This will include navigating a complex UK regulatory landscape including agencies ranging from the Information Commissioner’s Office (ICO) to the Care Quality Commission (CQC).
“Getting your way through that is difficult, and also for us as commissioners, it can be hard for us to understand what the things are that we want to do to make sure that we methodologically test whether these products work,” Cushnan told Owen Hughes in a feature looking at generative AI.
“And that’s not just AI – that’s digital health as a whole.”
To help move AI tools from concept to reality, NHS England has set up the AI and Data Regulation Service , which acts as a guide detailing the required standards and the agencies involved in bringing AI products to the market.
Rather than trying to “boil the ocean”, Cushnan explains that efforts from NHS England and the NHS AI Lab are geared towards AI tools that are suitable for clinical environments and use more straightforward statistical models for their decision-making.
“When we established the AI Lab, it was to try and solve that problem statement around the safe, ethical adoption of AI. We’re still testing out some of those products that are in the market at the moment that aren’t generative AI [and] have more straightforward statistical approaches to how they come to the decision,” Cushnan says.
Discussions at the centre
Cushnan confirmed that there are also discussions about the potential for generative AI in the NHS happening at the centre. “There are a couple of things that we’re thinking about, and no decisions have been made on them,” he adds.
While tools like ChatGPT have democratised generative AI and drummed up considerable excitement, there’s a clear need to exercise caution while the evidence base catches up – particularly in conversations concerning NHS care.
“I think the challenge that we all face is, how do we get to a point where we can realise the benefits of the technologies that we want to use?” says Cushnan.
“From the engagement that we’ve heard, most people would like some form of tooling that can help them get through work faster.
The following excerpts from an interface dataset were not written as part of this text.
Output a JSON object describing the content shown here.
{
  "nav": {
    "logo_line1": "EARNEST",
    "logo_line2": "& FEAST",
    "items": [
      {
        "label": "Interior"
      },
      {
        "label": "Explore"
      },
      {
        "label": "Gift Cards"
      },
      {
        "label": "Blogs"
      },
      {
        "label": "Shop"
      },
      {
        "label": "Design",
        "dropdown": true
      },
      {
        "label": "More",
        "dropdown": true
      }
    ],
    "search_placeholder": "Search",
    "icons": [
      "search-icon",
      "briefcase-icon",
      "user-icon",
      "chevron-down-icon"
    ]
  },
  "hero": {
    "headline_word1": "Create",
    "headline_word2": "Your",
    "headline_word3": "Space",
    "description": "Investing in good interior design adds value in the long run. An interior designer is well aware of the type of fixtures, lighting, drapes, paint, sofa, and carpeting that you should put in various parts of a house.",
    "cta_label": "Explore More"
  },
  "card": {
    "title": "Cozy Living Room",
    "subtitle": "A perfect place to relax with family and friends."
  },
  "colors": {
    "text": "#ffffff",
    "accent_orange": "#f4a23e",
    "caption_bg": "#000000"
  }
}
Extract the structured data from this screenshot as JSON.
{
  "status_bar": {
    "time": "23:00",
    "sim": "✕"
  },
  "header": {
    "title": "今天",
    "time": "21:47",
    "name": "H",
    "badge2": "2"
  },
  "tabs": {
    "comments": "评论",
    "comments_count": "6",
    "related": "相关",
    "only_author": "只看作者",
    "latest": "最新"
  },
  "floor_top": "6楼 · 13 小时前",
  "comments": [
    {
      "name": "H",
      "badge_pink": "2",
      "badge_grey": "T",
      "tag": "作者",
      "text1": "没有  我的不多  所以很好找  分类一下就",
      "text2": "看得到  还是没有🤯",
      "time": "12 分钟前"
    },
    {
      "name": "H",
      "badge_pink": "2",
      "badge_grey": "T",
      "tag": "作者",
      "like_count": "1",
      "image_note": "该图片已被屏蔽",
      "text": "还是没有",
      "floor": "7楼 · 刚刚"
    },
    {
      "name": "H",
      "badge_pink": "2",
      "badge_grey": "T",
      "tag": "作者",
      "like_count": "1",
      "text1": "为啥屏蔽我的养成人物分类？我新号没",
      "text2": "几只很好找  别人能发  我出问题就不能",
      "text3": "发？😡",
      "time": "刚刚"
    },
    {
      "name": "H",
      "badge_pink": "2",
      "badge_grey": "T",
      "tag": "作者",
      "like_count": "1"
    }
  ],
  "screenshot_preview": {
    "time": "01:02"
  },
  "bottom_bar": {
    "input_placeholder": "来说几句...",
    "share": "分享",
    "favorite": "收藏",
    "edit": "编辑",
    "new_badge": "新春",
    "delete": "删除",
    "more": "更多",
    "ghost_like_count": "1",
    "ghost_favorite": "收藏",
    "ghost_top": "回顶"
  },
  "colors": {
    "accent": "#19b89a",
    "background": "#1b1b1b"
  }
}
And that’s on everything, whether you’re a policymaker and you’re thinking about what generative AI looks like, right through to a doctor on the ward or a nurse or an allied health professional.”
AI and Data is a new event by Digital Health, the organisers of the market-leading Rewired and Summer Schools. The event, which runs 30-31 October 2023 at the Business Design Centre, includes a wide-ranging programme on two stages: AI and Analytics, and Data and Research.
All sessions are CPD accredited. AI and Data is free for the NHS, public sector, start-ups, charities, education and research. Commercial tickets from £275+VAT.